- [Work required]: Pictures are to be left out, and the rest of the records reproduced exactly.

- [Exercise data]:
********************

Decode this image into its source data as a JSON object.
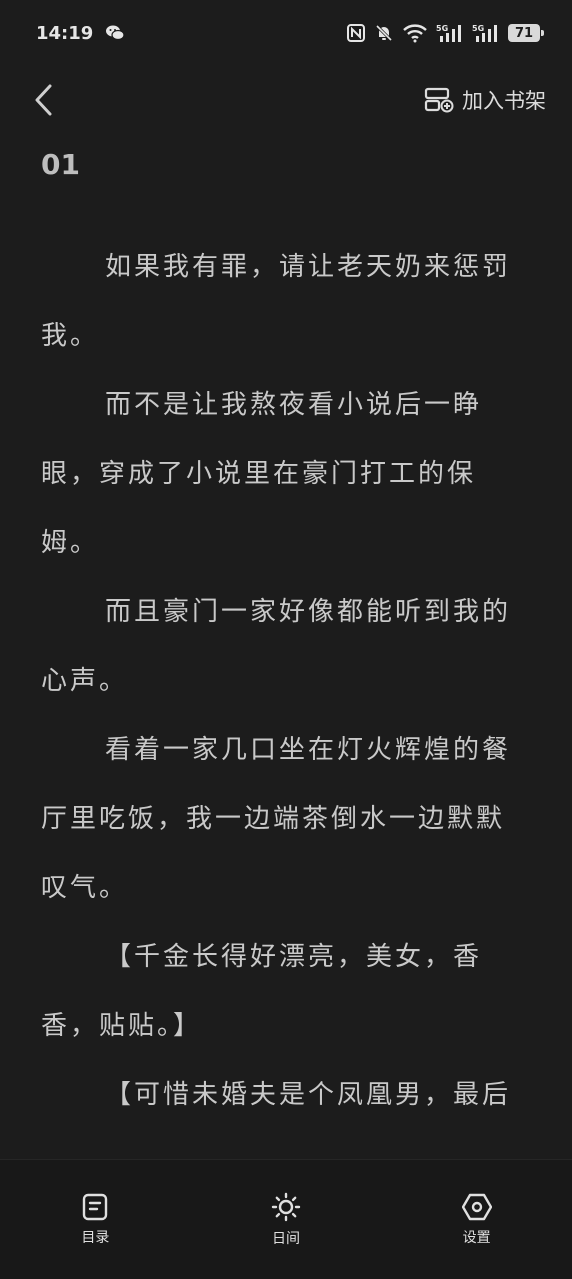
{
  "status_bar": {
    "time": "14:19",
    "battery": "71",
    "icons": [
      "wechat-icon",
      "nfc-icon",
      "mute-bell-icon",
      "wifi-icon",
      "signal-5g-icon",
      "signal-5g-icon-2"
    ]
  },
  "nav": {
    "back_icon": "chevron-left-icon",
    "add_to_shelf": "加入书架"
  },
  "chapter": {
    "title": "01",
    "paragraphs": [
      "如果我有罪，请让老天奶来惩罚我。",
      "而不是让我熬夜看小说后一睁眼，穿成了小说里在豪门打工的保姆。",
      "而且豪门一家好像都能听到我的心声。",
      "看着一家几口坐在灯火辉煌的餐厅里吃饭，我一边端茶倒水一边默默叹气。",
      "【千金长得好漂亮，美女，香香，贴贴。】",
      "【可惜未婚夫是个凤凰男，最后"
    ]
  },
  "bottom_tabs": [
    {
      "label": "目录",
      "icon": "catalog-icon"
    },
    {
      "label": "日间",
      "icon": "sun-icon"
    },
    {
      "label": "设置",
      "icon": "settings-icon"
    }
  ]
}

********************

- [Solution to the problem]:
Decode this image into its source data as a JSON object.
{
  "status_bar": {
    "time": "14:19",
    "battery": "71",
    "icons": [
      "wechat-icon",
      "nfc-icon",
      "mute-bell-icon",
      "wifi-icon",
      "signal-5g-icon",
      "signal-5g-icon-2"
    ]
  },
  "nav": {
    "back_icon": "chevron-left-icon",
    "add_to_shelf": "加入书架"
  },
  "chapter": {
    "title": "01",
    "paragraphs": [
      "如果我有罪，请让老天奶来惩罚我。",
      "而不是让我熬夜看小说后一睁眼，穿成了小说里在豪门打工的保姆。",
      "而且豪门一家好像都能听到我的心声。",
      "看着一家几口坐在灯火辉煌的餐厅里吃饭，我一边端茶倒水一边默默叹气。",
      "【千金长得好漂亮，美女，香香，贴贴。】",
      "【可惜未婚夫是个凤凰男，最后"
    ]
  },
  "bottom_tabs": [
    {
      "label": "目录",
      "icon": "catalog-icon"
    },
    {
      "label": "日间",
      "icon": "sun-icon"
    },
    {
      "label": "设置",
      "icon": "settings-icon"
    }
  ]
}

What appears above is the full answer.